** WORK ITEM **
In the records below, tally every line containing "handle". Report only the total.

● ● ● ● ●

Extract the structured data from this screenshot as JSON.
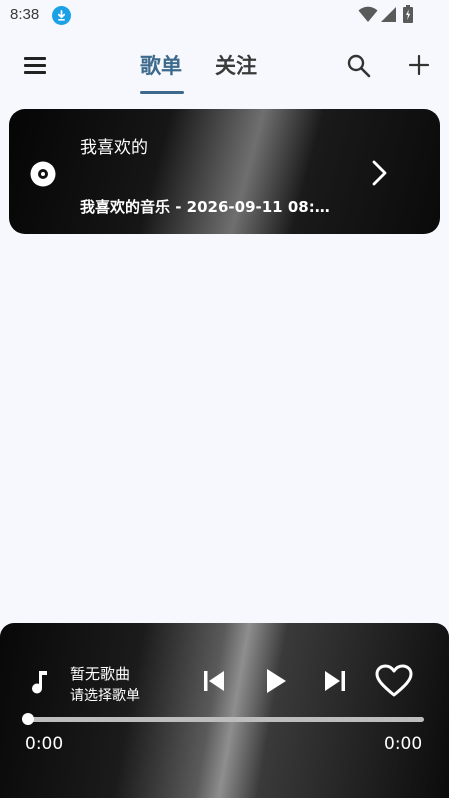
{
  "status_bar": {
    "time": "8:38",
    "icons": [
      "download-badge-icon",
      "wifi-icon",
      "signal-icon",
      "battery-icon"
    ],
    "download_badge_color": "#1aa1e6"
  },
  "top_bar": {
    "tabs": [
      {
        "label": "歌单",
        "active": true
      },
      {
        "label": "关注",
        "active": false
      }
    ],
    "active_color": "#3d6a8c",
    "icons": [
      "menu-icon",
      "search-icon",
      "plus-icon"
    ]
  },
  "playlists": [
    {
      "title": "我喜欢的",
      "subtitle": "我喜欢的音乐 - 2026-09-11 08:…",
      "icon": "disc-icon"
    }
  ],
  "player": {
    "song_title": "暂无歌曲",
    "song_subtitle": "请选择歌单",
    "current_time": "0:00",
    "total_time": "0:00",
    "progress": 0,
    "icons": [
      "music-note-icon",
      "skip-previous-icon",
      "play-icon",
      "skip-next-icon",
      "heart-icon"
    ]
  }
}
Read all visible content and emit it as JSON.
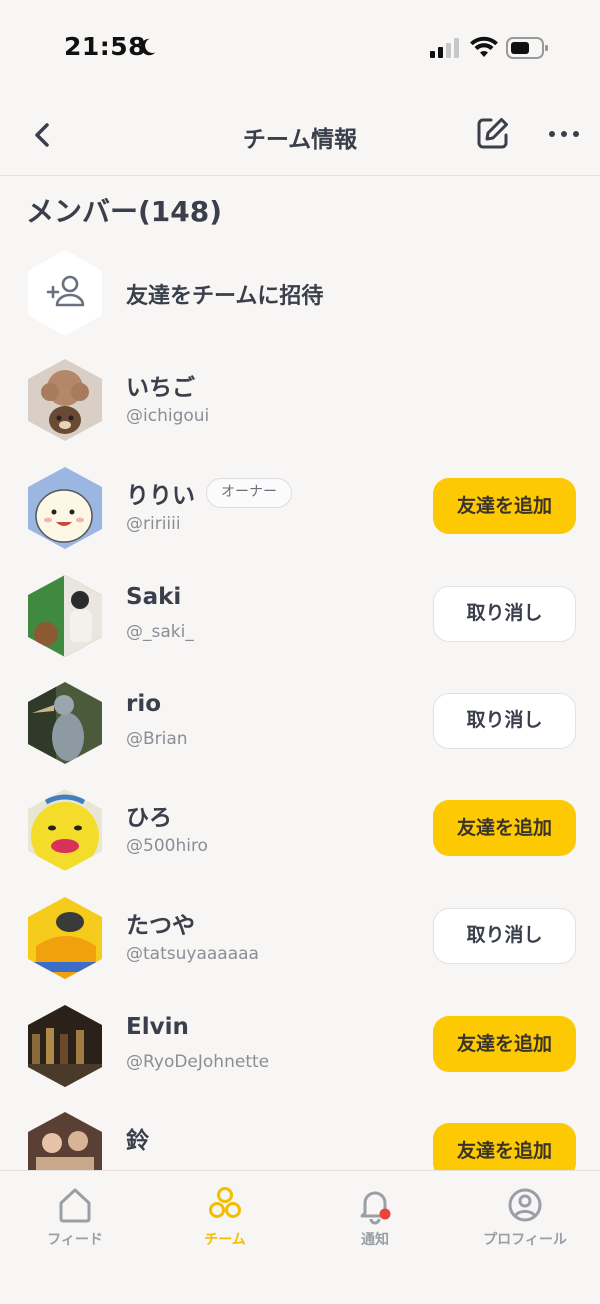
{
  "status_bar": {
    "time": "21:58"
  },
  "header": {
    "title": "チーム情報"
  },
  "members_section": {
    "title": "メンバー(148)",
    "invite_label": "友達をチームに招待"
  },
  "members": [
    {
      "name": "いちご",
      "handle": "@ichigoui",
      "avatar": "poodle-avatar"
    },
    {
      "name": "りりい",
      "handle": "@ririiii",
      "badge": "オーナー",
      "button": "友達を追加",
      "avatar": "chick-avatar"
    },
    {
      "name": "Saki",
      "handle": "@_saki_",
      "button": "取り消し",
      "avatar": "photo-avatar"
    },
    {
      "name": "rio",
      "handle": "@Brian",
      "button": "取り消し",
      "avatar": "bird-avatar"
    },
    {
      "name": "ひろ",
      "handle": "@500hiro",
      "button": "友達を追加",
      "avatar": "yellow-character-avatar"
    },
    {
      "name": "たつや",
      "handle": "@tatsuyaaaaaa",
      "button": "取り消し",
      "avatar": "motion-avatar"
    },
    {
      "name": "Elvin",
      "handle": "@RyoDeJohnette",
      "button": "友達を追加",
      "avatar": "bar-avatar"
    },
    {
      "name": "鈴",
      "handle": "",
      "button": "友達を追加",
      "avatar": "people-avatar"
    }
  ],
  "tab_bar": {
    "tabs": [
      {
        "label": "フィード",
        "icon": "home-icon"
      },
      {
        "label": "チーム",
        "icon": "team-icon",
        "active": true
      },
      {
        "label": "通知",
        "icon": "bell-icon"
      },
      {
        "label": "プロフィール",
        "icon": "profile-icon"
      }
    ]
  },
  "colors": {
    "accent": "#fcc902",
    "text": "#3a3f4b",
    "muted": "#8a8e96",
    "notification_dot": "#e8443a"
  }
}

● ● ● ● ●

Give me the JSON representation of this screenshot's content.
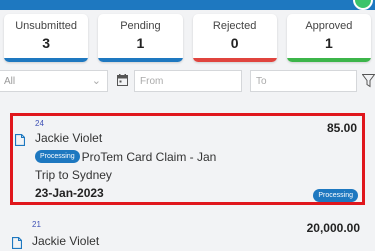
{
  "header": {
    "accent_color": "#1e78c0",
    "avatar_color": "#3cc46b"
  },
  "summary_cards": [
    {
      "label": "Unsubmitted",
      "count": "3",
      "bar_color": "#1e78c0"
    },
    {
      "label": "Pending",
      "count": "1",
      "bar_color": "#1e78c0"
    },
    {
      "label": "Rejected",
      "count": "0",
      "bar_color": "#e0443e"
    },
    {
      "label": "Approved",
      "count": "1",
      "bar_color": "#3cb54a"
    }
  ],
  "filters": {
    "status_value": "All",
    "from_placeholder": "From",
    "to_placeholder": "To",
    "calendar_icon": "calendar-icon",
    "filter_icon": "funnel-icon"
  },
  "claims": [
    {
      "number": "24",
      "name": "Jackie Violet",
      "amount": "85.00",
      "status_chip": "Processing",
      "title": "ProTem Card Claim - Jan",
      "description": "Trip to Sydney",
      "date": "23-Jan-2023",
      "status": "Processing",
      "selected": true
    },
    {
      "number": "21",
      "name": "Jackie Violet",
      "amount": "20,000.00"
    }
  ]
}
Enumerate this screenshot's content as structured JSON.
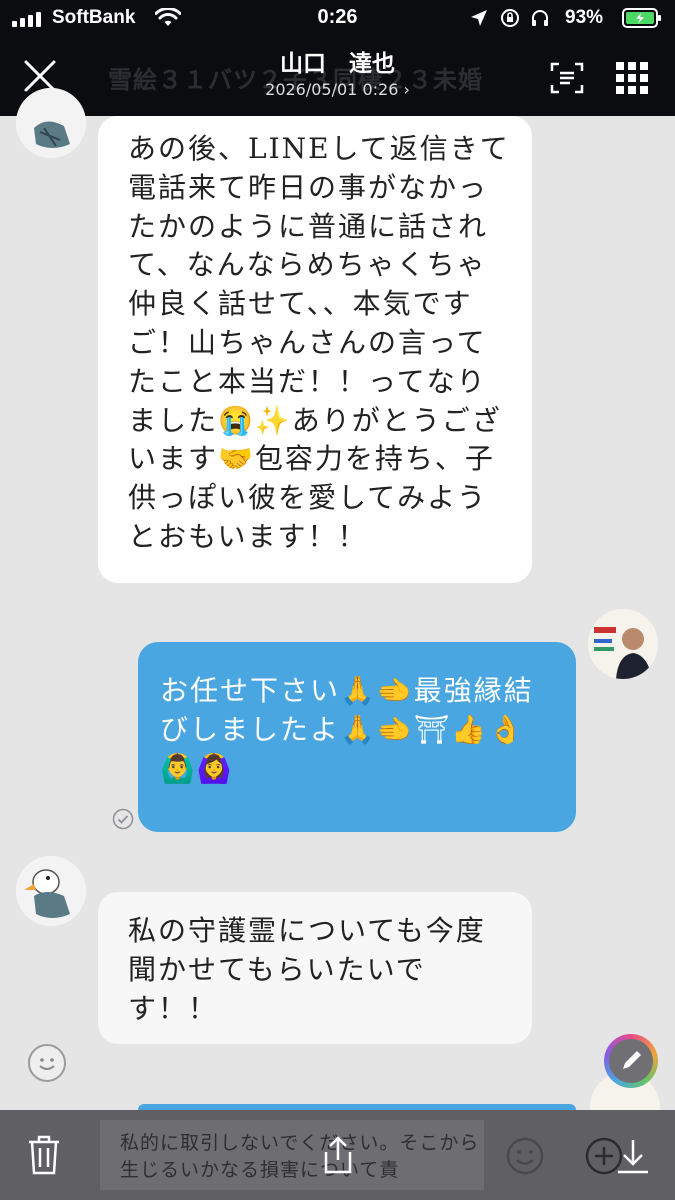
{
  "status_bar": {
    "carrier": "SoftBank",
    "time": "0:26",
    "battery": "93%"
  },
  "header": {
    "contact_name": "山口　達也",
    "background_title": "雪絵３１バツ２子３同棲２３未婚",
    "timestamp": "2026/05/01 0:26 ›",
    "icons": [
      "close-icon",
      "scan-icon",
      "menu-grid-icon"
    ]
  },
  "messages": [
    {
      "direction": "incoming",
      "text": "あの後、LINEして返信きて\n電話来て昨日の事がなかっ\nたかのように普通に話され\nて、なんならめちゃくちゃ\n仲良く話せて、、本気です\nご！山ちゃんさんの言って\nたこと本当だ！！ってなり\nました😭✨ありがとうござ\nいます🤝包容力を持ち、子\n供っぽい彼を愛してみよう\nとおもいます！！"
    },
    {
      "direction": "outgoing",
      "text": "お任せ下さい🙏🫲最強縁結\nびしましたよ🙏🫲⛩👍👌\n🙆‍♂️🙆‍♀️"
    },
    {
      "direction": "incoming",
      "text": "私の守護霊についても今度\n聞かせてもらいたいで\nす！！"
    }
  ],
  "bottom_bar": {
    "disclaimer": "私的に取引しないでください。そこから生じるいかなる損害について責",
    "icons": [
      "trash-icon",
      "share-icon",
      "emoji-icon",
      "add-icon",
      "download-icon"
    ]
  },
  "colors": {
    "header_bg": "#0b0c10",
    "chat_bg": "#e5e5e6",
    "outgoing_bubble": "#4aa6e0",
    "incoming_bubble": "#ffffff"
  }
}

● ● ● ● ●

** RESULT BELOW **
8